LAWA is in the midst of a major capital investment program that includes significant work on both the airfield side (terminals, runways, maintenance facilities) and the land side (LAMP and Northside Plan Update). Each of these projects include sustainability elements as part of their design, construction, and operations. This section highlights some of the sustainability elements specific to each major project.
The MSC Program includes a new passenger concourse facility and will be located in the central area of the airfield, west of Tom Bradley International Terminal (TBIT). The MSC North Project consists of an 11-gate concourse, aircraft parking aprons, taxiways/lanes, utilities and provision for conveyance systems, including a potential automated people mover. A Design/Build contract was awarded in late 2014 and the project is expected to be complete in late 2019.
WAMA - West Aircraft Maintenance Area Project
The WAMA project adhered to LAWA's Clean Construction Program. Through the use of Tier IV diesel equipment, Model Year 2010+ haul trucks, strategic routing and laydown yards, and the use of an on-site concrete batch plant, the project saved an estimated 212,611 gallons of diesel fuel by: recycling/reusing approximately 185,500 cubic yards of concrete; using a portable batch plant instead of bringing in concrete trucks from off-site; and utilizing electricity, instead of diesel, to power the portable batch plants. The fuel savings- less consumption - also led to minimized air impacts.
LAMP - Landside Access Modernization Program
Each of the LAMP elements will contain an array of sustainability features designed to make the entire program environmentally, economically, and socially sustainable.
The APM will be powered by electricity from the grid and incorporate sustainable building features into each of the stations, including, but not limited to the use of local and recycled materials, at least a 75% construction waste diversion, energy efficient lighting, escalators, and elevators, and bicycle parking.
The Consolidated Rent-A-Car Facility will be designed with sustainability in mind and include features such as electric car charging stations, solar panels, increased energy efficiency, advanced storm water treatment, and sustainable landscaping. The facility will also accommodate the use of recycled water for irrigation and car washing.
Northside Plan Update
LAWA prepared the LAX Northside Plan Update to provide a new framework for future development occurring on the approximately 340 acre site to the North of LAX. The proposed project would update the Northside Design Guidelines to bring the existing design standards up-to-date; respond to current market realities and stakeholder interests; comply with FAA requirements and regulations, including FAA grant requirements; allow for development of the project site in line with current best-practices in urban design and sustainability; and reinforce the LAX Northside buffer area between LAX and the residential neighborhoods to better serve the Westchester and Playa del Rey communities, the people of Los Angeles, and LAX.
CUP - Central Utility Plant Replacment

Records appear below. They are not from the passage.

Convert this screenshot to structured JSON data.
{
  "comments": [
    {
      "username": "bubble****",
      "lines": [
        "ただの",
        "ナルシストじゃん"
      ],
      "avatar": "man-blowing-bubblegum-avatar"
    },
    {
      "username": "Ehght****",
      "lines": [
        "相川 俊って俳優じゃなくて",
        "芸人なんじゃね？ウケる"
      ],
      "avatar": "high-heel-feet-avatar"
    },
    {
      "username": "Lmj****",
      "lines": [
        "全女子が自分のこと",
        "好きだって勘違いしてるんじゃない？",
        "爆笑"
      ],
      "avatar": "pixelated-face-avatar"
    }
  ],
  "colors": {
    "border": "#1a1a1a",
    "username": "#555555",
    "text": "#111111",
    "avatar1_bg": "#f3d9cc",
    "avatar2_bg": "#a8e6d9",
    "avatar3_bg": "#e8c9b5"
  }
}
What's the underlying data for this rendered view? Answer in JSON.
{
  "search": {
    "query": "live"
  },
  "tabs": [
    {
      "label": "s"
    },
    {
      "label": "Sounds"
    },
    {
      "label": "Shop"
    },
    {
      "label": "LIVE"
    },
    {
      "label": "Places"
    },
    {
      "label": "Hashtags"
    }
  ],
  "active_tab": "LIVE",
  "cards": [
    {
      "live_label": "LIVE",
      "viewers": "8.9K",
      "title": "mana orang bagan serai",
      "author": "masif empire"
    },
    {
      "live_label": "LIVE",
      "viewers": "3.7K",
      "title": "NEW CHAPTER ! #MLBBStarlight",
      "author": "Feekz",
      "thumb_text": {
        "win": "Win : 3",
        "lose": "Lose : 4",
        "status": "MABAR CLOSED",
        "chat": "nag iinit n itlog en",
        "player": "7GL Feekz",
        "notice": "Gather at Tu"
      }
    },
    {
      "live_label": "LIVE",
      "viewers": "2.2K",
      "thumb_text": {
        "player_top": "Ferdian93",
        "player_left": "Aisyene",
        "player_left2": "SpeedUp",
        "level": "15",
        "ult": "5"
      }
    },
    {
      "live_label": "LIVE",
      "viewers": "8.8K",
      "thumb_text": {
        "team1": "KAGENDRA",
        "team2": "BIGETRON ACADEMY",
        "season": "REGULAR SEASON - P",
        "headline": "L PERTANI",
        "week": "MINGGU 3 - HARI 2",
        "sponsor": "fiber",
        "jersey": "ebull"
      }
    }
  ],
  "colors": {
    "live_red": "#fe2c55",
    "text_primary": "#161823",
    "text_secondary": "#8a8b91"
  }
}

LAWA completed the $423.8 million project to replace LAX’s 50-year old Central Utility Plant (CUP) with a more modern and energy efficient facility in April 2015, and the new CUP became fully operational in September 2015. The facility utilizes co-generation technology to produce and deliver heating and cooling. Natural gas powers two combustion turbine generators to create electricity, which is used to power multiple chillers. A pair of steam generators captures and reuses the heat exhaust from the combustion for heating.
The new plant has already yielded significant energy savings and thereby reduced LAX’s carbon footprint. The electricity and natural-gas cost savings from the new facility are estimated at $7 million for a typical year, while emissions benefits include a projected 6 percent lifetime reduction in operational GHG emissions.
TBIT - Tom Bradley International Terminal
The new terminal is bright and airy, with abundant natural daylight and ventilation to minimize energy use. LAWA installed low-E glass along the airside concourse to minimize heat gain, and lighting controls reduce energy use. Other environmental measures undertaken include:
Low-flow water fixtures that have reduced water use by 47 percent compared with baseline predictions;
The building structure and finishes utilized regional and recycled materials;
The project recycled or salvaged more than 80 percent of construction and demolition waste;
The terminal includes efficient lighting fixtures and controls with occupancy sensors to reduce lighting costs and save energy during off-peak hours;
The terminal has heating, ventilation, and air conditioning controls that reset temperatures to maximum efficiency without sacrificing occupant comfort; and
The terminal’s interior uses materials made of recycled content, and low-emitting paints, adhesives, carpets, and sealants.
More information about LAX plans and projects can be found by visiting the OurLAX website.